(Dataset excerpts)
=== Section Start ===

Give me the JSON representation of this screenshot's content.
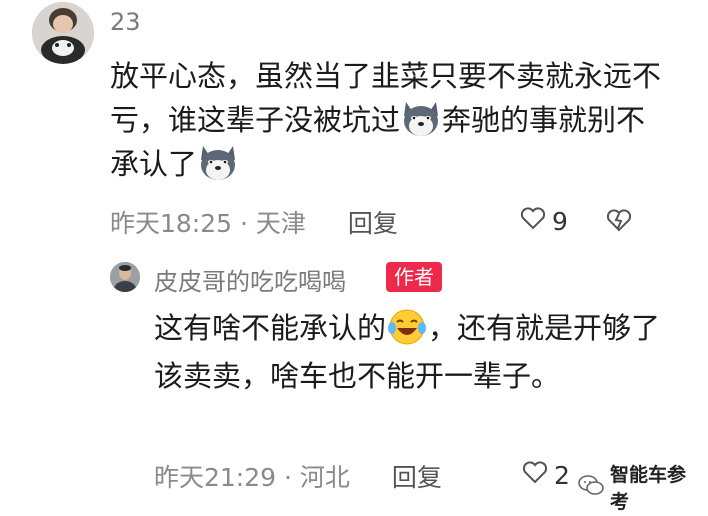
{
  "comment": {
    "username": "23",
    "text_parts": [
      "放平心态，虽然当了韭菜只要不卖就永远不亏，谁这辈子没被坑过",
      "奔驰的事就别不承认了"
    ],
    "time": "昨天18:25",
    "location": "天津",
    "reply_label": "回复",
    "likes": "9",
    "emoji": "husky-doge-emoji"
  },
  "reply": {
    "username": "皮皮哥的吃吃喝喝",
    "author_badge": "作者",
    "text_parts": [
      "这有啥不能承认的",
      "，还有就是开够了该卖卖，啥车也不能开一辈子。"
    ],
    "time": "昨天21:29",
    "location": "河北",
    "reply_label": "回复",
    "likes": "2",
    "emoji": "laughing-tears-emoji"
  },
  "watermark": {
    "text": "智能车参考",
    "icon": "wechat-icon"
  },
  "colors": {
    "badge": "#ee2a4c",
    "meta": "#8a8a8a",
    "text": "#1b1b1b"
  }
}
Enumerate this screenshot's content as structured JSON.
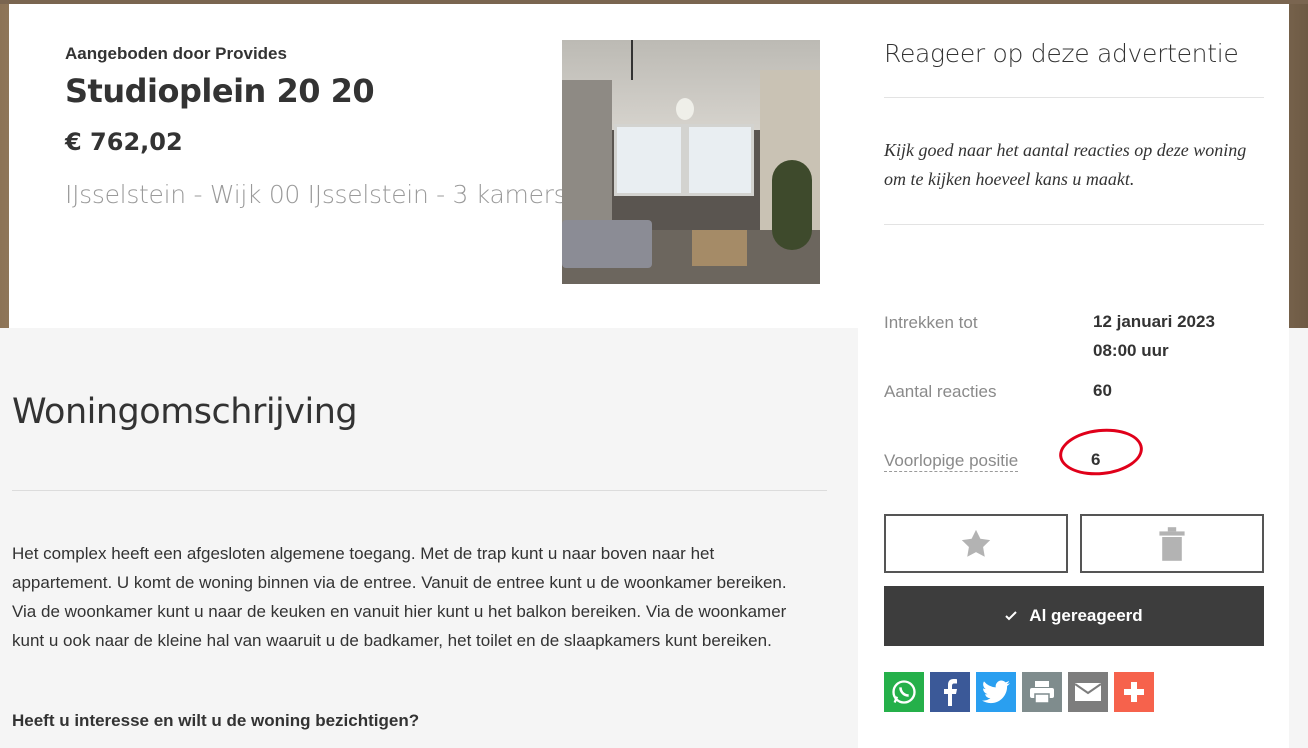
{
  "listing": {
    "provider": "Aangeboden door Provides",
    "title": "Studioplein 20 20",
    "price": "€ 762,02",
    "location": "IJsselstein - Wijk 00 IJsselstein - 3 kamers"
  },
  "sidebar": {
    "title": "Reageer op deze advertentie",
    "note": "Kijk goed naar het aantal reacties op deze woning om te kijken hoeveel kans u maakt.",
    "withdraw_label": "Intrekken tot",
    "withdraw_date": "12 januari 2023",
    "withdraw_time": "08:00 uur",
    "reactions_label": "Aantal reacties",
    "reactions_value": "60",
    "position_label": "Voorlopige positie",
    "position_value": "6",
    "reacted_button": "Al gereageerd",
    "share": [
      {
        "name": "whatsapp-icon",
        "color": "#25b04a"
      },
      {
        "name": "facebook-icon",
        "color": "#3b5998"
      },
      {
        "name": "twitter-icon",
        "color": "#2a9ff0"
      },
      {
        "name": "print-icon",
        "color": "#7f8c8d"
      },
      {
        "name": "email-icon",
        "color": "#7d7d7d"
      },
      {
        "name": "more-icon",
        "color": "#f6624c"
      }
    ]
  },
  "description": {
    "title": "Woningomschrijving",
    "text": "Het complex heeft een afgesloten algemene toegang. Met de trap kunt u naar boven naar het appartement. U komt de woning binnen via de entree. Vanuit de entree kunt u de woonkamer bereiken. Via de woonkamer kunt u naar de keuken en vanuit hier kunt u het balkon bereiken. Via de woonkamer kunt u ook naar de kleine hal van waaruit u de badkamer, het toilet en de slaapkamers kunt bereiken.",
    "question": "Heeft u interesse en wilt u de woning bezichtigen?"
  }
}
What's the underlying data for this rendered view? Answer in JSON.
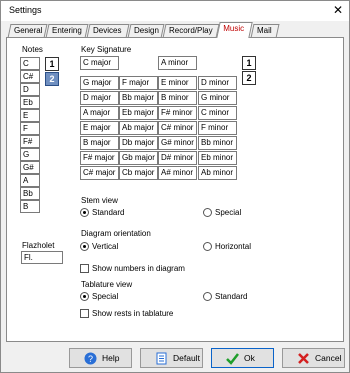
{
  "window": {
    "title": "Settings",
    "close_label": "✕"
  },
  "tabs": [
    {
      "label": "General"
    },
    {
      "label": "Entering"
    },
    {
      "label": "Devices"
    },
    {
      "label": "Design"
    },
    {
      "label": "Record/Play"
    },
    {
      "label": "Music"
    },
    {
      "label": "Mail"
    }
  ],
  "active_tab": "Music",
  "notes": {
    "label": "Notes",
    "items": [
      "C",
      "C#",
      "D",
      "Eb",
      "E",
      "F",
      "F#",
      "G",
      "G#",
      "A",
      "Bb",
      "B"
    ]
  },
  "notes_pages": [
    "1",
    "2"
  ],
  "key_signature": {
    "label": "Key Signature",
    "header_major": "C major",
    "header_minor": "A minor",
    "grid": [
      [
        "G major",
        "F major",
        "E minor",
        "D minor"
      ],
      [
        "D major",
        "Bb major",
        "B minor",
        "G minor"
      ],
      [
        "A major",
        "Eb major",
        "F# minor",
        "C minor"
      ],
      [
        "E major",
        "Ab major",
        "C# minor",
        "F minor"
      ],
      [
        "B major",
        "Db major",
        "G# minor",
        "Bb minor"
      ],
      [
        "F# major",
        "Gb major",
        "D# minor",
        "Eb minor"
      ],
      [
        "C# major",
        "Cb major",
        "A# minor",
        "Ab minor"
      ]
    ],
    "pages": [
      "1",
      "2"
    ]
  },
  "flazholet": {
    "label": "Flazholet",
    "value": "Fl."
  },
  "stem_view": {
    "label": "Stem view",
    "options": [
      "Standard",
      "Special"
    ],
    "selected": "Standard"
  },
  "diagram_orientation": {
    "label": "Diagram orientation",
    "options": [
      "Vertical",
      "Horizontal"
    ],
    "selected": "Vertical"
  },
  "show_numbers": {
    "label": "Show numbers in diagram",
    "checked": false
  },
  "tablature_view": {
    "label": "Tablature view",
    "options": [
      "Special",
      "Standard"
    ],
    "selected": "Special"
  },
  "show_rests": {
    "label": "Show rests in tablature",
    "checked": false
  },
  "buttons": {
    "help": "Help",
    "default": "Default",
    "ok": "Ok",
    "cancel": "Cancel"
  }
}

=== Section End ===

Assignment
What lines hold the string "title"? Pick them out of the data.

Result below
    "title": "Studioplein 20 20",
    "title": "Reageer op deze advertentie",
    "title": "Woningomschrijving",
    "title": "Settings",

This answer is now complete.